WORK TASK:
Do any lines in the data below contain "sheet"? If so, copy every one of them.

SUPPLIED MATERIAL:
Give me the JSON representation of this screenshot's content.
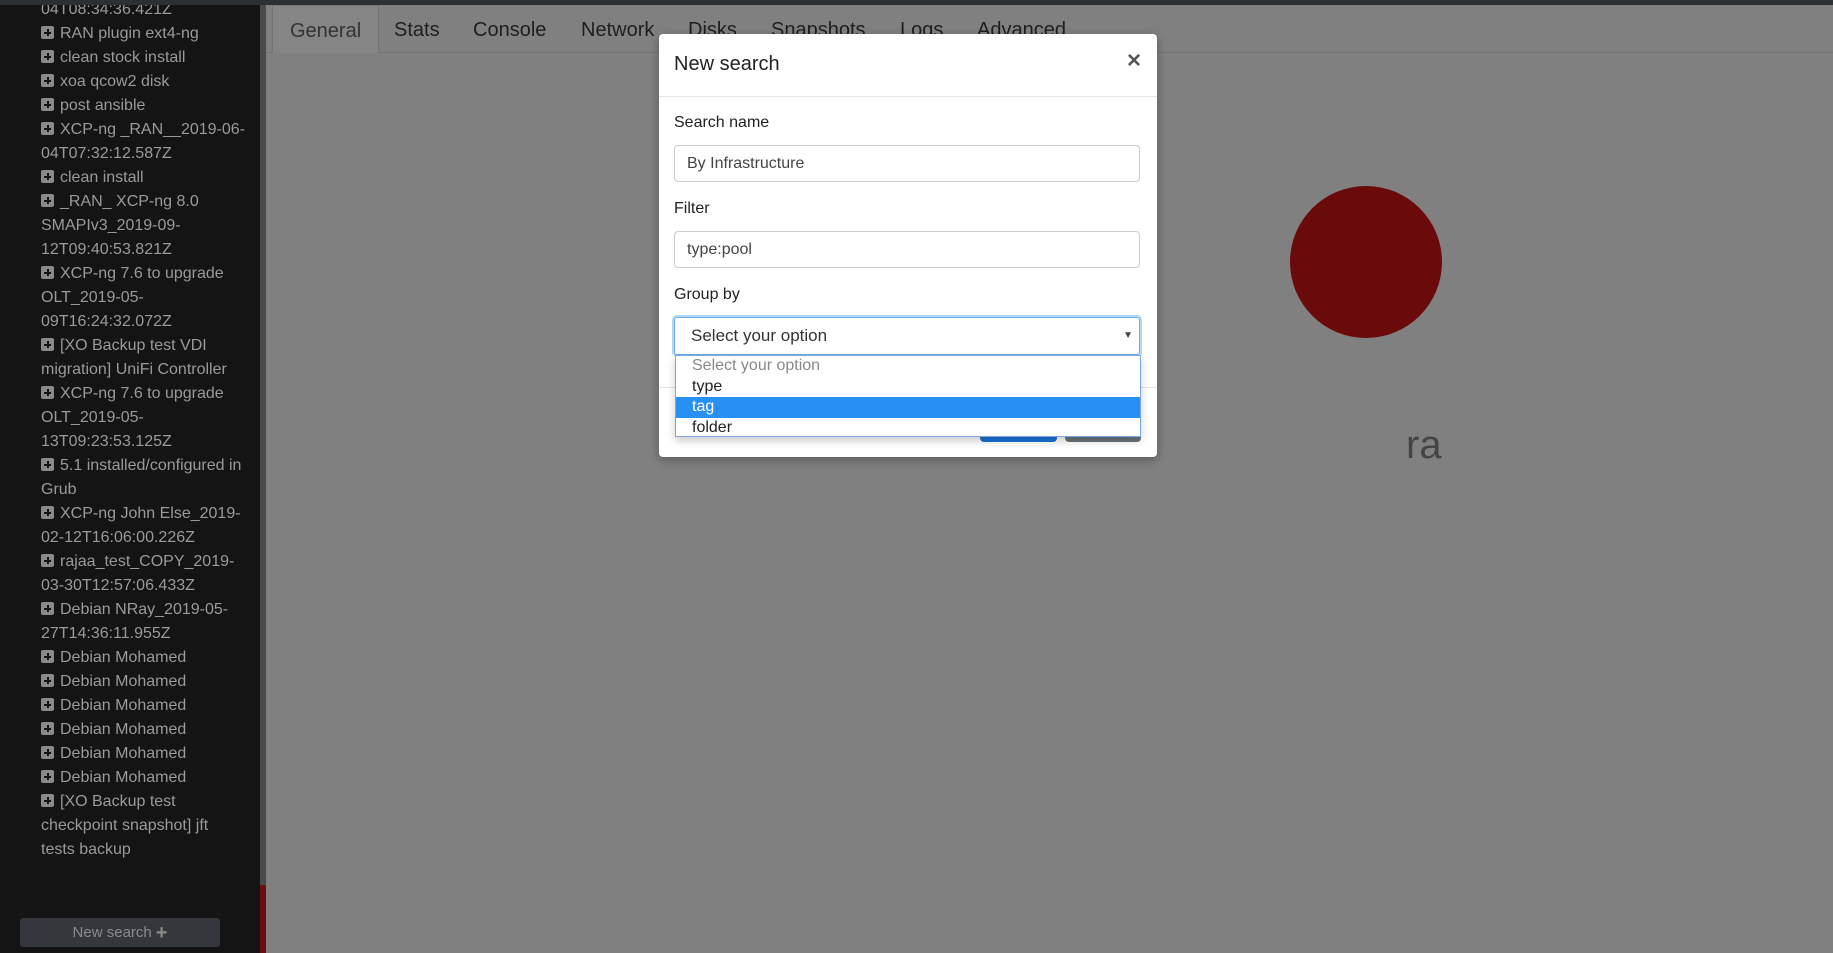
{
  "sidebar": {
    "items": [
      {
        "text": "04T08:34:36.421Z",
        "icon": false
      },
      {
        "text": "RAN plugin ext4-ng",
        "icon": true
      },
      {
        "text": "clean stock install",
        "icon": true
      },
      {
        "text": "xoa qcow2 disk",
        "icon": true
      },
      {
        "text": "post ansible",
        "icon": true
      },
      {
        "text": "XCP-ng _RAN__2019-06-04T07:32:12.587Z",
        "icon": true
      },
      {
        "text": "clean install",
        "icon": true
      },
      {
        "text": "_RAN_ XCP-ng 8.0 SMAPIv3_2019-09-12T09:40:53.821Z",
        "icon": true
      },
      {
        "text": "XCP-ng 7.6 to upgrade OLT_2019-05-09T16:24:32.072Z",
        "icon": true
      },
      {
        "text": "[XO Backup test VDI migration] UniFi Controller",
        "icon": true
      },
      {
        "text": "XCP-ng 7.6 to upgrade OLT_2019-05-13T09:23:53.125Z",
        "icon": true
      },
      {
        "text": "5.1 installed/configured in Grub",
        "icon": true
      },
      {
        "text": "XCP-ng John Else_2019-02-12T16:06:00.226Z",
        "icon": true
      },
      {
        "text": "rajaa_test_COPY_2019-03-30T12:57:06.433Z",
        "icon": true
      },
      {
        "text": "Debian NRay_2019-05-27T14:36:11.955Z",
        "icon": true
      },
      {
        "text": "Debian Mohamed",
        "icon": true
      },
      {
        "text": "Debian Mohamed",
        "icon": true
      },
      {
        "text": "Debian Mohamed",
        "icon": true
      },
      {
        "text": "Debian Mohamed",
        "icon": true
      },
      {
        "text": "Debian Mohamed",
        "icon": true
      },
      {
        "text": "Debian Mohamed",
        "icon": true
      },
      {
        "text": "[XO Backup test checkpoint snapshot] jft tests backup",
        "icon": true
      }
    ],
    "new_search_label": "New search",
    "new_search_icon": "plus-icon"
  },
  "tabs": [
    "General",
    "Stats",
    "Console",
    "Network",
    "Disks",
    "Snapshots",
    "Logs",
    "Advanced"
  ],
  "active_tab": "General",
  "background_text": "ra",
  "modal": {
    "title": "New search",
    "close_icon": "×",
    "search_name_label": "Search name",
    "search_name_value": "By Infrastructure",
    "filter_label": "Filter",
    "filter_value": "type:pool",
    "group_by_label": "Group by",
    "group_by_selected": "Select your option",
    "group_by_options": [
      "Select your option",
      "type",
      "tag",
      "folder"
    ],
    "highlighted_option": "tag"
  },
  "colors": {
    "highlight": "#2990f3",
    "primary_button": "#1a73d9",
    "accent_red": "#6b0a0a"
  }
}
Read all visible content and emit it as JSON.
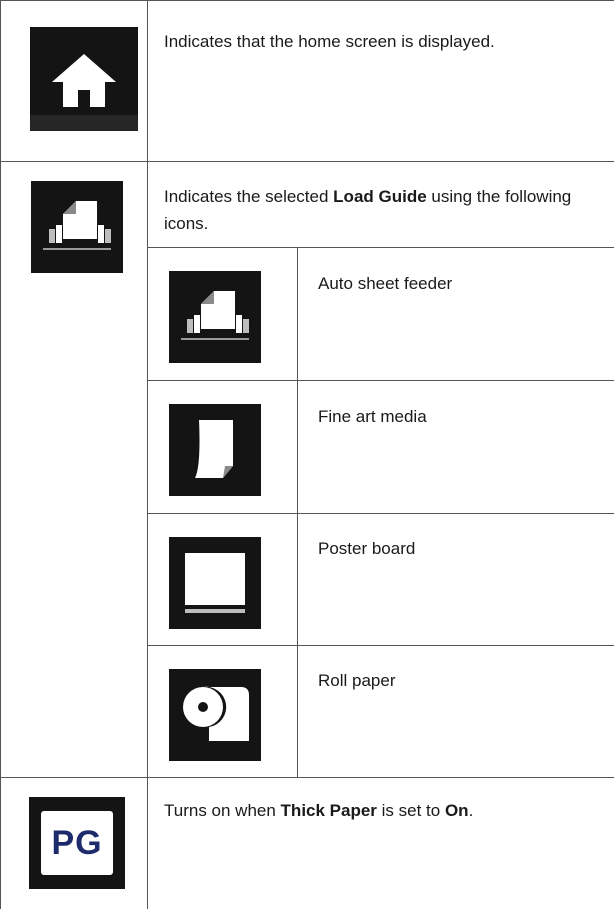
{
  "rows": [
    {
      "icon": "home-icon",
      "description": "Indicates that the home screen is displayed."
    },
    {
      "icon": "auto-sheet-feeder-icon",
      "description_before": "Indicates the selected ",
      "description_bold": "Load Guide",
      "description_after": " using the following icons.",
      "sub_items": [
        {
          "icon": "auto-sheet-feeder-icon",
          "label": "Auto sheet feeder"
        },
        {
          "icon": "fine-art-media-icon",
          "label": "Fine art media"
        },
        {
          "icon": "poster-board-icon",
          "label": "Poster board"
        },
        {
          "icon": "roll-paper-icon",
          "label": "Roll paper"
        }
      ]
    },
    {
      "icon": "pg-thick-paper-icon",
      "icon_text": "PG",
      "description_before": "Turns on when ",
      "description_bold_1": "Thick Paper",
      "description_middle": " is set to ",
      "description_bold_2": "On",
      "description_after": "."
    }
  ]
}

REPLY:
      "icon": "auto-sheet-feeder-icon",
          "icon": "auto-sheet-feeder-icon",
          "label": "Auto sheet feeder"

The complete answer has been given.